- **Try it**: The reply should contain every entry below exactly as written, with no images.
BEGIN Information
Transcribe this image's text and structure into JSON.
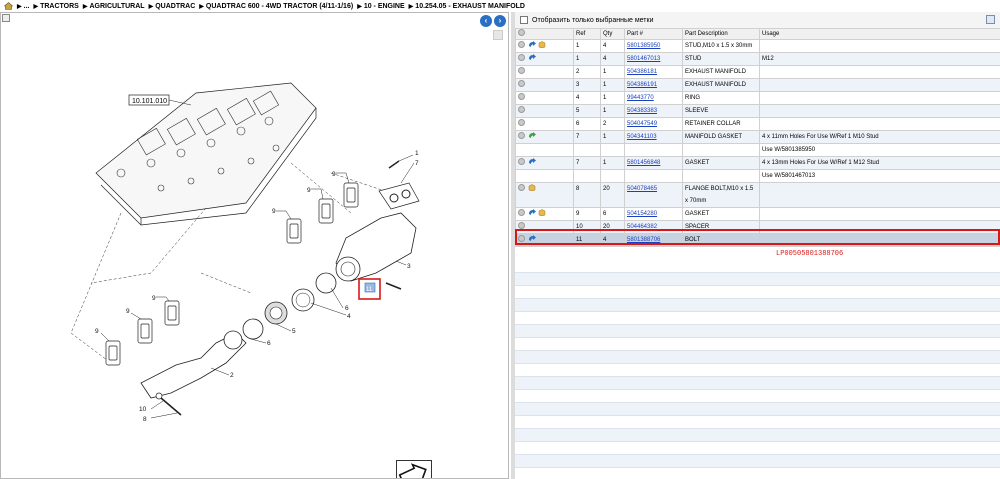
{
  "breadcrumb": {
    "items": [
      "...",
      "TRACTORS",
      "AGRICULTURAL",
      "QUADTRAC",
      "QUADTRAC 600 - 4WD TRACTOR (4/11-1/16)",
      "10 - ENGINE",
      "10.254.05 - EXHAUST MANIFOLD"
    ]
  },
  "diagram": {
    "ref_box": "10.101.010",
    "callouts": [
      "1",
      "7",
      "9",
      "9",
      "9",
      "3",
      "6",
      "4",
      "5",
      "6",
      "9",
      "9",
      "2",
      "10",
      "8",
      "11"
    ]
  },
  "filter": {
    "label": "Отобразить только выбранные метки"
  },
  "table": {
    "headers": [
      "Ref",
      "Qty",
      "Part #",
      "Part Description",
      "Usage"
    ],
    "rows": [
      {
        "ref": "1",
        "qty": "4",
        "part": "5801385950",
        "desc": "STUD,M10 x 1.5 x 30mm",
        "usage": "",
        "icons": [
          "circle",
          "arrow",
          "box"
        ]
      },
      {
        "ref": "1",
        "qty": "4",
        "part": "5801467013",
        "desc": "STUD",
        "usage": "M12",
        "icons": [
          "circle",
          "arrow"
        ]
      },
      {
        "ref": "2",
        "qty": "1",
        "part": "504386181",
        "desc": "EXHAUST MANIFOLD",
        "usage": "",
        "icons": [
          "circle"
        ]
      },
      {
        "ref": "3",
        "qty": "1",
        "part": "504386191",
        "desc": "EXHAUST MANIFOLD",
        "usage": "",
        "icons": [
          "circle"
        ]
      },
      {
        "ref": "4",
        "qty": "1",
        "part": "99443770",
        "desc": "RING",
        "usage": "",
        "icons": [
          "circle"
        ]
      },
      {
        "ref": "5",
        "qty": "1",
        "part": "504383383",
        "desc": "SLEEVE",
        "usage": "",
        "icons": [
          "circle"
        ]
      },
      {
        "ref": "6",
        "qty": "2",
        "part": "504047549",
        "desc": "RETAINER COLLAR",
        "usage": "",
        "icons": [
          "circle"
        ]
      },
      {
        "ref": "7",
        "qty": "1",
        "part": "504341103",
        "desc": "MANIFOLD GASKET",
        "usage": "4 x 11mm Holes For Use W/Ref 1 M10 Stud",
        "icons": [
          "circle",
          "arrow-green"
        ]
      },
      {
        "ref": "",
        "qty": "",
        "part": "",
        "desc": "",
        "usage": "Use W/5801385950",
        "icons": []
      },
      {
        "ref": "7",
        "qty": "1",
        "part": "5801456848",
        "desc": "GASKET",
        "usage": "4 x 13mm Holes For Use W/Ref 1 M12 Stud",
        "icons": [
          "circle",
          "arrow"
        ]
      },
      {
        "ref": "",
        "qty": "",
        "part": "",
        "desc": "",
        "usage": "Use W/5801467013",
        "icons": []
      },
      {
        "ref": "8",
        "qty": "20",
        "part": "504078465",
        "desc": "FLANGE BOLT,M10 x 1.5 x 70mm",
        "usage": "",
        "icons": [
          "circle",
          "box"
        ]
      },
      {
        "ref": "9",
        "qty": "6",
        "part": "504154280",
        "desc": "GASKET",
        "usage": "",
        "icons": [
          "circle",
          "arrow",
          "box"
        ]
      },
      {
        "ref": "10",
        "qty": "20",
        "part": "504464382",
        "desc": "SPACER",
        "usage": "",
        "icons": [
          "circle"
        ]
      },
      {
        "ref": "11",
        "qty": "4",
        "part": "5801388706",
        "desc": "BOLT",
        "usage": "",
        "icons": [
          "circle",
          "arrow"
        ],
        "selected": true
      }
    ]
  },
  "annotation": {
    "text": "LP00505801388706"
  },
  "colors": {
    "accent": "#2a6fc4",
    "link": "#1a3fbf",
    "highlight": "#d81818",
    "selected_row": "#c8d3e2"
  }
}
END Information
- **Solution**:
Transcribe this image's text and structure into JSON.
{
  "breadcrumb": {
    "items": [
      "...",
      "TRACTORS",
      "AGRICULTURAL",
      "QUADTRAC",
      "QUADTRAC 600 - 4WD TRACTOR (4/11-1/16)",
      "10 - ENGINE",
      "10.254.05 - EXHAUST MANIFOLD"
    ]
  },
  "diagram": {
    "ref_box": "10.101.010",
    "callouts": [
      "1",
      "7",
      "9",
      "9",
      "9",
      "3",
      "6",
      "4",
      "5",
      "6",
      "9",
      "9",
      "2",
      "10",
      "8",
      "11"
    ]
  },
  "filter": {
    "label": "Отобразить только выбранные метки"
  },
  "table": {
    "headers": [
      "Ref",
      "Qty",
      "Part #",
      "Part Description",
      "Usage"
    ],
    "rows": [
      {
        "ref": "1",
        "qty": "4",
        "part": "5801385950",
        "desc": "STUD,M10 x 1.5 x 30mm",
        "usage": "",
        "icons": [
          "circle",
          "arrow",
          "box"
        ]
      },
      {
        "ref": "1",
        "qty": "4",
        "part": "5801467013",
        "desc": "STUD",
        "usage": "M12",
        "icons": [
          "circle",
          "arrow"
        ]
      },
      {
        "ref": "2",
        "qty": "1",
        "part": "504386181",
        "desc": "EXHAUST MANIFOLD",
        "usage": "",
        "icons": [
          "circle"
        ]
      },
      {
        "ref": "3",
        "qty": "1",
        "part": "504386191",
        "desc": "EXHAUST MANIFOLD",
        "usage": "",
        "icons": [
          "circle"
        ]
      },
      {
        "ref": "4",
        "qty": "1",
        "part": "99443770",
        "desc": "RING",
        "usage": "",
        "icons": [
          "circle"
        ]
      },
      {
        "ref": "5",
        "qty": "1",
        "part": "504383383",
        "desc": "SLEEVE",
        "usage": "",
        "icons": [
          "circle"
        ]
      },
      {
        "ref": "6",
        "qty": "2",
        "part": "504047549",
        "desc": "RETAINER COLLAR",
        "usage": "",
        "icons": [
          "circle"
        ]
      },
      {
        "ref": "7",
        "qty": "1",
        "part": "504341103",
        "desc": "MANIFOLD GASKET",
        "usage": "4 x 11mm Holes For Use W/Ref 1 M10 Stud",
        "icons": [
          "circle",
          "arrow-green"
        ]
      },
      {
        "ref": "",
        "qty": "",
        "part": "",
        "desc": "",
        "usage": "Use W/5801385950",
        "icons": []
      },
      {
        "ref": "7",
        "qty": "1",
        "part": "5801456848",
        "desc": "GASKET",
        "usage": "4 x 13mm Holes For Use W/Ref 1 M12 Stud",
        "icons": [
          "circle",
          "arrow"
        ]
      },
      {
        "ref": "",
        "qty": "",
        "part": "",
        "desc": "",
        "usage": "Use W/5801467013",
        "icons": []
      },
      {
        "ref": "8",
        "qty": "20",
        "part": "504078465",
        "desc": "FLANGE BOLT,M10 x 1.5 x 70mm",
        "usage": "",
        "icons": [
          "circle",
          "box"
        ]
      },
      {
        "ref": "9",
        "qty": "6",
        "part": "504154280",
        "desc": "GASKET",
        "usage": "",
        "icons": [
          "circle",
          "arrow",
          "box"
        ]
      },
      {
        "ref": "10",
        "qty": "20",
        "part": "504464382",
        "desc": "SPACER",
        "usage": "",
        "icons": [
          "circle"
        ]
      },
      {
        "ref": "11",
        "qty": "4",
        "part": "5801388706",
        "desc": "BOLT",
        "usage": "",
        "icons": [
          "circle",
          "arrow"
        ],
        "selected": true
      }
    ]
  },
  "annotation": {
    "text": "LP00505801388706"
  },
  "colors": {
    "accent": "#2a6fc4",
    "link": "#1a3fbf",
    "highlight": "#d81818",
    "selected_row": "#c8d3e2"
  }
}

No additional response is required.